Ongoing investigations of several politicians are raising questions about how best to finance campaigns in Southeast Asia's most robust democracy.
Spending public funds on information campaigns is routine for most state agencies. But the amount spent by Indonesia's central bank between 1999 and 2004 was surprisingly generous: about $500,000. More troubling was where the money allegedly went. The recipients, say anticorruption campaigners, were lawmakers on the oversight commission for Bank Indonesia.
Indonesia's Corruption Eradication Commission and the parliament's ethics council are now investigating the allegations that lawmakers extorted money to pass banking laws. Indonesian Corruption Watch, the group that obtained leaked documents from Bank Indonesia, says it has uncovered eight other similar cases of large bribes paid to parliament.
To a public weary of sleaze, the news that lawmakers were on the take barely made a ripple. Opinion polls suggest that parliament and political parties are held in low esteem by ordinary voters, who nevertheless have turned out in droves to vote since democracy was restored in 1999.
Behind the latest scandals is the thorny question of how political parties in Indonesia should be funded and whether political graft is undermining faith in democracy. Campaigners warn that if corruption goes unchecked, Indonesia – the world's largest Muslim-majority country and perhaps the most functional democracy in the Islamic world – may lose its democratic zeal.

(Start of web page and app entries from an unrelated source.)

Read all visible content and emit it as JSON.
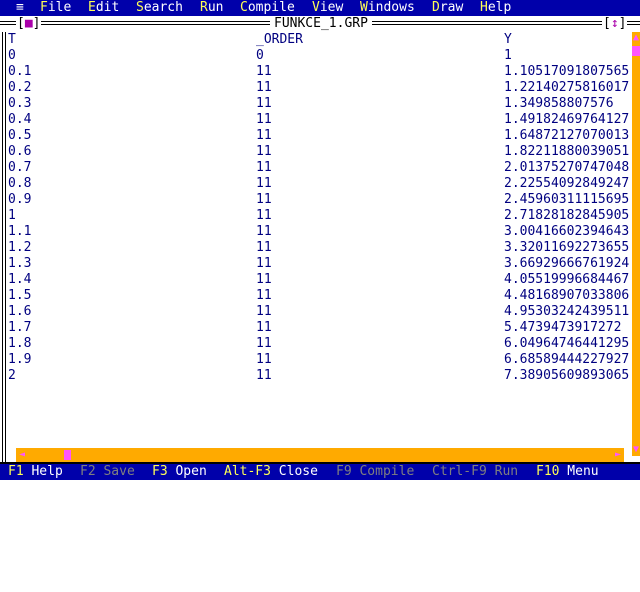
{
  "menu": {
    "system_icon": "≡",
    "items": [
      {
        "hot": "F",
        "rest": "ile"
      },
      {
        "hot": "E",
        "rest": "dit"
      },
      {
        "hot": "S",
        "rest": "earch"
      },
      {
        "hot": "R",
        "rest": "un"
      },
      {
        "hot": "C",
        "rest": "ompile"
      },
      {
        "hot": "V",
        "rest": "iew"
      },
      {
        "hot": "W",
        "rest": "indows"
      },
      {
        "hot": "D",
        "rest": "raw"
      },
      {
        "hot": "H",
        "rest": "elp"
      }
    ]
  },
  "window": {
    "title": "FUNKCE_1.GRP",
    "close_box": "■",
    "zoom_box": "↕",
    "columns": [
      "T",
      "_ORDER",
      "Y"
    ],
    "rows": [
      [
        "0",
        "0",
        "1"
      ],
      [
        "0.1",
        "11",
        "1.10517091807565"
      ],
      [
        "0.2",
        "11",
        "1.22140275816017"
      ],
      [
        "0.3",
        "11",
        "1.349858807576"
      ],
      [
        "0.4",
        "11",
        "1.49182469764127"
      ],
      [
        "0.5",
        "11",
        "1.64872127070013"
      ],
      [
        "0.6",
        "11",
        "1.82211880039051"
      ],
      [
        "0.7",
        "11",
        "2.01375270747048"
      ],
      [
        "0.8",
        "11",
        "2.22554092849247"
      ],
      [
        "0.9",
        "11",
        "2.45960311115695"
      ],
      [
        "1",
        "11",
        "2.71828182845905"
      ],
      [
        "1.1",
        "11",
        "3.00416602394643"
      ],
      [
        "1.2",
        "11",
        "3.32011692273655"
      ],
      [
        "1.3",
        "11",
        "3.66929666761924"
      ],
      [
        "1.4",
        "11",
        "4.05519996684467"
      ],
      [
        "1.5",
        "11",
        "4.48168907033806"
      ],
      [
        "1.6",
        "11",
        "4.95303242439511"
      ],
      [
        "1.7",
        "11",
        "5.4739473917272"
      ],
      [
        "1.8",
        "11",
        "6.04964746441295"
      ],
      [
        "1.9",
        "11",
        "6.68589444227927"
      ],
      [
        "2",
        "11",
        "7.38905609893065"
      ]
    ]
  },
  "scrollbars": {
    "up_arrow": "▲",
    "down_arrow": "▼",
    "left_arrow": "◄",
    "right_arrow": "►"
  },
  "status": {
    "items": [
      {
        "key": "F1",
        "label": " Help",
        "enabled": true
      },
      {
        "key": "F2",
        "label": " Save",
        "enabled": false
      },
      {
        "key": "F3",
        "label": " Open",
        "enabled": true
      },
      {
        "key": "Alt-F3",
        "label": " Close",
        "enabled": true
      },
      {
        "key": "F9",
        "label": " Compile",
        "enabled": false
      },
      {
        "key": "Ctrl-F9",
        "label": " Run",
        "enabled": false
      },
      {
        "key": "F10",
        "label": " Menu",
        "enabled": true
      }
    ]
  },
  "colors": {
    "bar_background": "#0000aa",
    "hotkey": "#ffff55",
    "content_text": "#000080",
    "scrollbar": "#ffaa00",
    "scroll_thumb": "#ff55ff",
    "disabled": "#7f7f7f"
  }
}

It's a dilemma that goes beyond Indonesia, say analysts. In the absence of mass membership dues, many political parties rely on private donations or taxpayers' money to support their activities. Corporate giving is often dogged by accusations of influence-peddling. But making a case for public funding of Indonesian politicians to keep them honest isn't easy.

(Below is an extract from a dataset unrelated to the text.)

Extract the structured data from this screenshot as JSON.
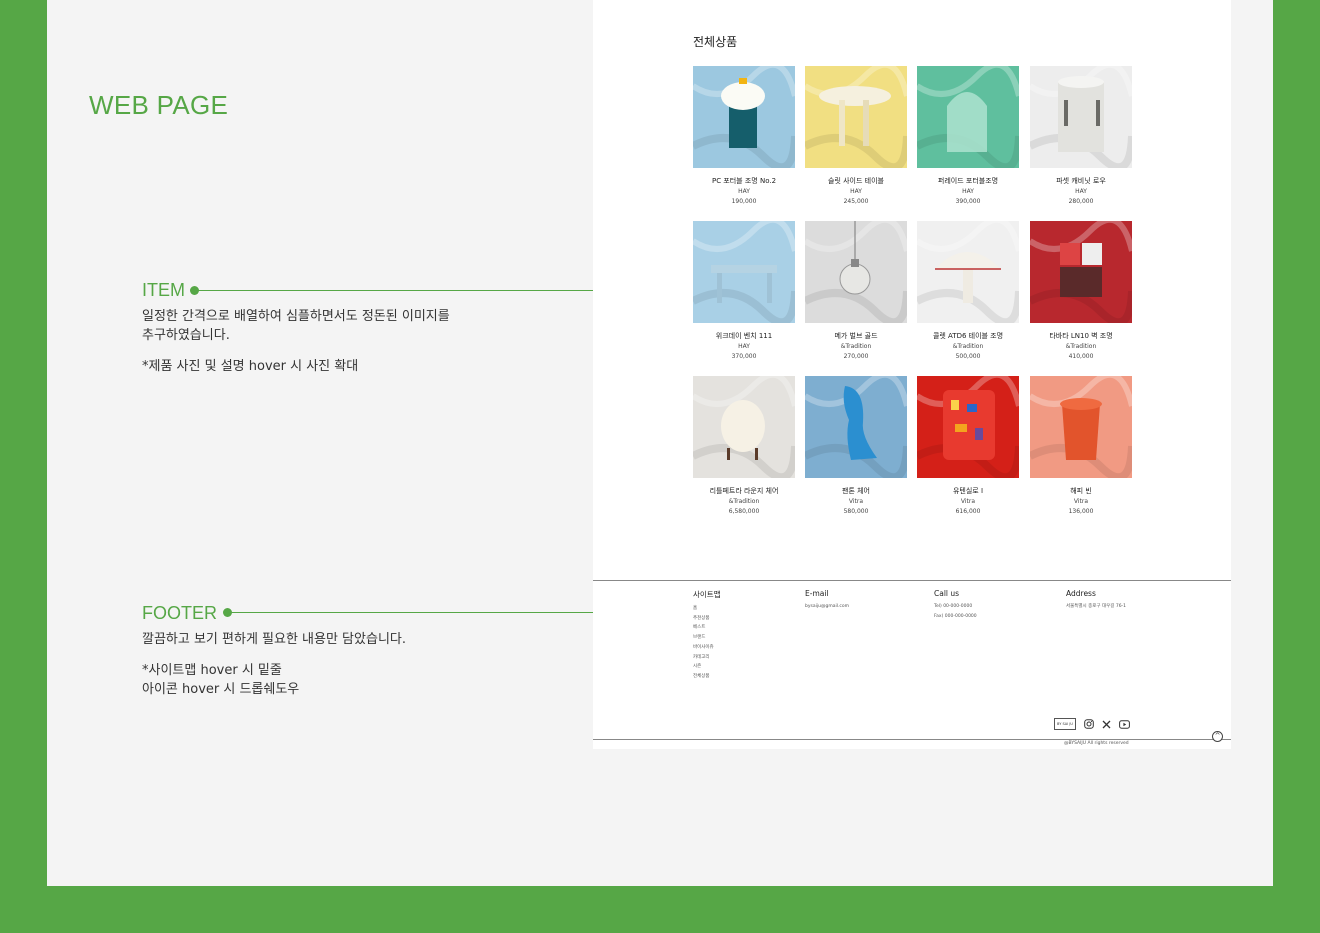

"It vexes people throughout the world, how to fund politics. What's difficult is that politics and democracy costs money, says Jeremy Gross, elections program manager at the Asia Foundation in Jakarta. "In a country where you have high levels of poverty, it's very difficult for politicians to say they're going to clean up politics by giving large amounts to political parties to function."